> Task directions: Filter out every line below that lacks "exactas", and copy the rest.

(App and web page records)
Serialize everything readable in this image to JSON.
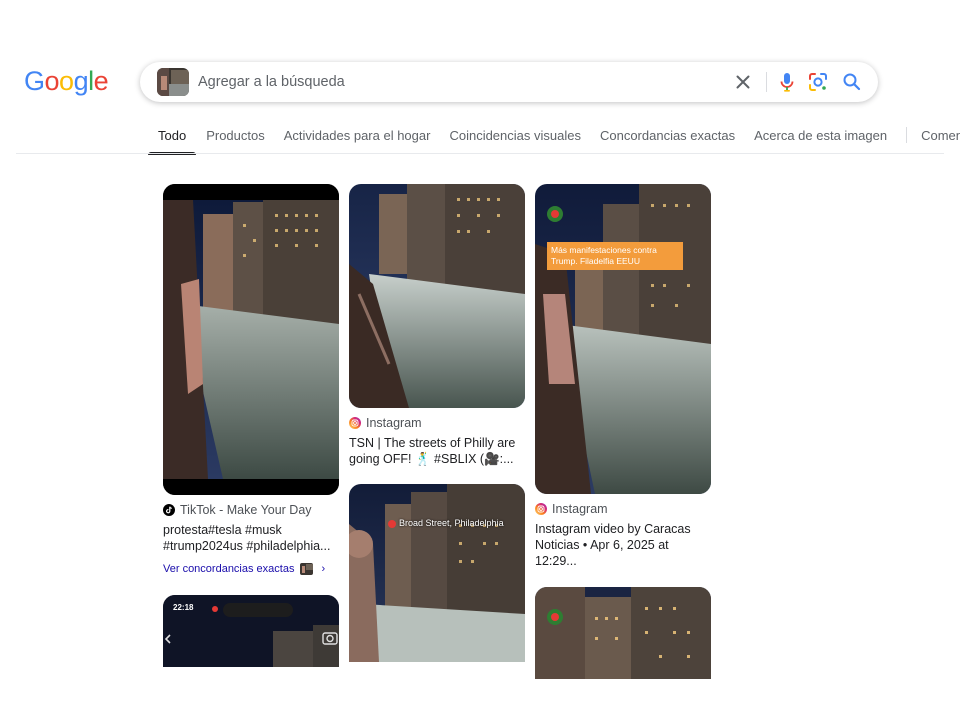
{
  "logo": {
    "letters": [
      "G",
      "o",
      "o",
      "g",
      "l",
      "e"
    ],
    "colors": [
      "#4285F4",
      "#EA4335",
      "#FBBC05",
      "#4285F4",
      "#34A853",
      "#EA4335"
    ]
  },
  "search": {
    "placeholder": "Agregar a la búsqueda",
    "value": "",
    "icons": {
      "clear": "close-icon",
      "voice": "microphone-icon",
      "lens": "google-lens-icon",
      "search": "magnifier-icon"
    }
  },
  "tabs": [
    {
      "label": "Todo",
      "active": true
    },
    {
      "label": "Productos"
    },
    {
      "label": "Actividades para el hogar"
    },
    {
      "label": "Coincidencias visuales"
    },
    {
      "label": "Concordancias exactas"
    },
    {
      "label": "Acerca de esta imagen"
    },
    {
      "label": "Comentarios"
    }
  ],
  "results": [
    {
      "source": "TikTok - Make Your Day",
      "source_icon": "tiktok-icon",
      "title": "protesta#tesla #musk #trump2024us #philadelphia...",
      "exact_matches_label": "Ver concordancias exactas",
      "chevron": "›"
    },
    {
      "source": "Instagram",
      "source_icon": "instagram-icon",
      "title": "TSN | The streets of Philly are going OFF! 🕺 #SBLIX (🎥:..."
    },
    {
      "source": "Instagram",
      "source_icon": "instagram-icon",
      "title": "Instagram video by Caracas Noticias • Apr 6, 2025 at 12:29...",
      "image_caption": "Más manifestaciones contra Trump. Filadelfia EEUU"
    },
    {
      "image_caption": "Broad Street, Philadelphia"
    },
    {
      "status_time": "22:18"
    }
  ],
  "colors": {
    "accent_link": "#1a0dab",
    "caption_orange": "#f39c3c"
  }
}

> Answer box:
      "label": "Concordancias exactas"
      "exact_matches_label": "Ver concordancias exactas",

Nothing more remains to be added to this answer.